The JLAF (Joint Local Access Forum) is a statutory forum and was set up by the three council; B&NES, Bristol and South Glos. Its members are appointed by the Councils as per the Countryside and Rights of Way Act 2000. There are up to 21 members of the JLAF, one councillor nominated by each Council (Bath & North East Somerset Council, Bristol City Council and South Gloucestershire Council) and other members forming a balance of ‘landowning’, ‘user’ and ‘other’ interests. JLAF members are appointed as individuals, but some also have a role in an interested organisation such as the Ramblers Association or the Country Land & Business Association. They sit on the JLAF as individuals and are not tied to the official views of any organisations they might be involved in.
JLAF Members are volunteers. The councils will reimburse the reasonable expenses of travel, sustenance and the care of dependents that members incur in attending meetings or for other previously agreed expenditure.
The JLAF provides independent advice, through the consensus of the members. In the legislation: “to provide advice as to the improvement of public access to land in the area… for the purposes of open-air recreation and enjoyment of the area.” The JLAF were involved as statutory consultees for the Rights of Way Improvement Plan (ROWIP). They have also advised on Access Land and other matters. Forums perform a statutory function and bodies they advise are required to “have regard, in carrying out their functions, to any relevant advice given to them” by a forum. ‘Having regard’ means that although not bound to follow such advice, bodies are legally required to take it into account in carrying out their functions [taken from government guidance].
The government have issued guidance on Local Access Forums, and there is also a members’ handbook, referenced below. An extract on the role of JLAF members appears at the foot of this note.
The JLAF currently meets as a full group three times a year. These meetings are held on a Friday afternoon and last two hours.
Minutes of all JLAF meetings are on these webpages; these will give a flavour of the subjects the JLAF considers. As well as the business of preparing for, attending and following up JLAF meetings, members can get involved between meetings in working groups or through discussion in correspondence about consultations or contributions. There have been occasional site visits made by JLAF members. The meeting dates and membership of these working groups are generally arranged at the full meetings.

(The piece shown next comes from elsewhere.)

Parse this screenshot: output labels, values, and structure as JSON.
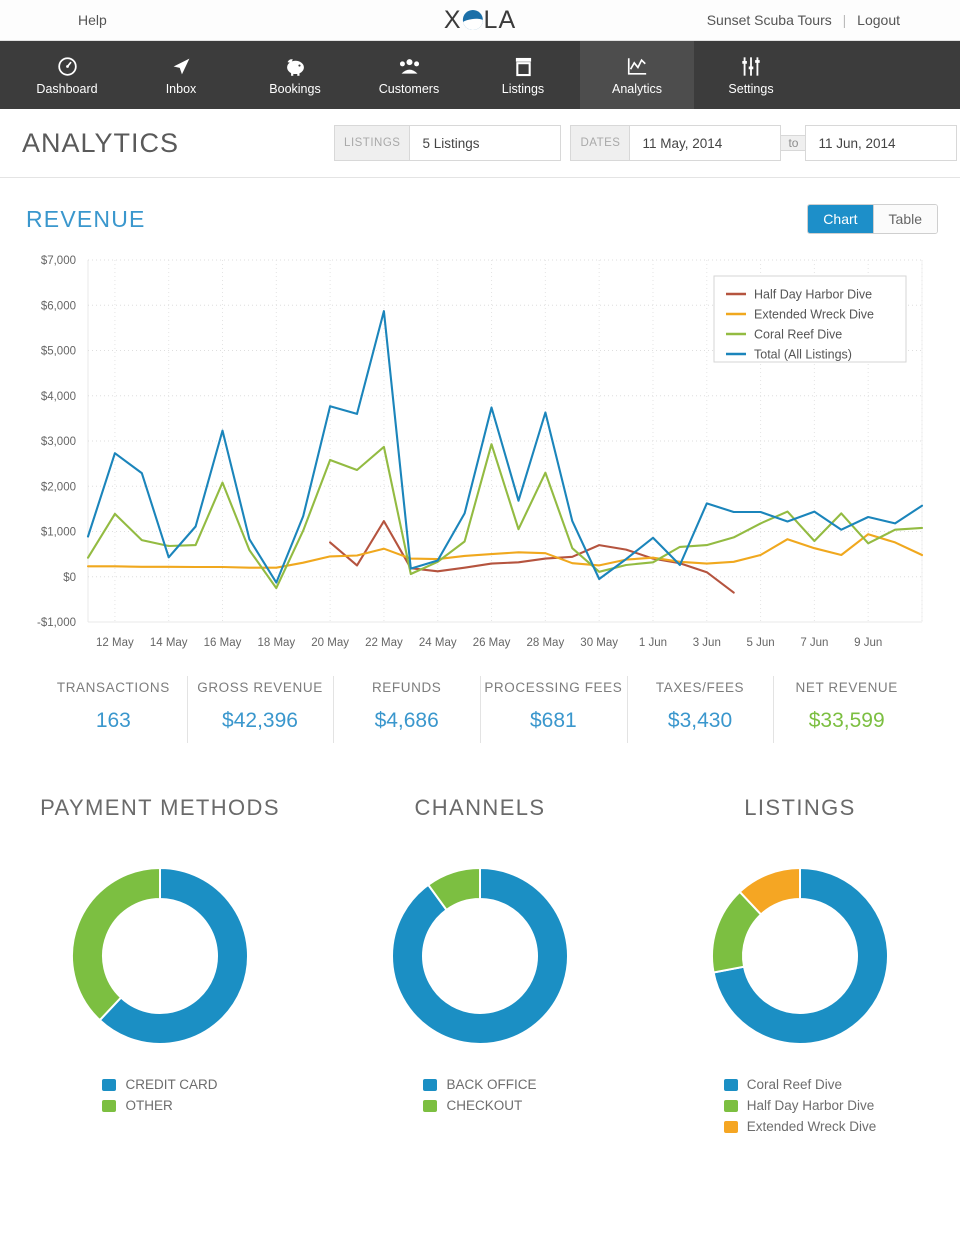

Kathy Thomas is the Chair and Donald MacIntrye is the Vice-Chair; these two position are responsible for the running of the JLAF. Graeme Stark is the Secretary of the JLAF and is responsible for administrative functions. The JLAF’s main contact is with the Public Rights of Way teams and management in each council, but also with other individuals and organisations as appropriate.
This extract, from guidance, outlines the role of JLAF members:
“5.1 Forum Members
5.1.1 The role of forum members is to attend forum meetings and to contribute constructively to the advisory role of the forum by:-
• sharing (and developing) experience, knowledge, skills and opinions;
• valuing the contribution of other forum members, respecting minority views, engaging in constructive debate and seeking consensus where possible;
• adopting an inclusive approach to improvement of access, which reflects local circumstances and the needs of all sections of society;
• taking account of the needs of integrated land management, and of environmental, social, economic and educational interests;
• engaging with the interests which they represent (and others) to explain and promote the work of the forum;
• operating within the requirements of the law (e.g. section 94 of the CROW Act and the Regulations) and locally-set conditions of appointment or Standing Orders; and
• having regard to Guidance issued by the Secretary of State.
5.1.2 It is hoped that forum members will - on a personal level - find it a fulfilling, satisfying and enjoyable experience, in the knowledge that they are helping to improve public access and the quality of life for local people, as well as by personally developing new insights, skills or friendships.”
Government guidance is on the internet here.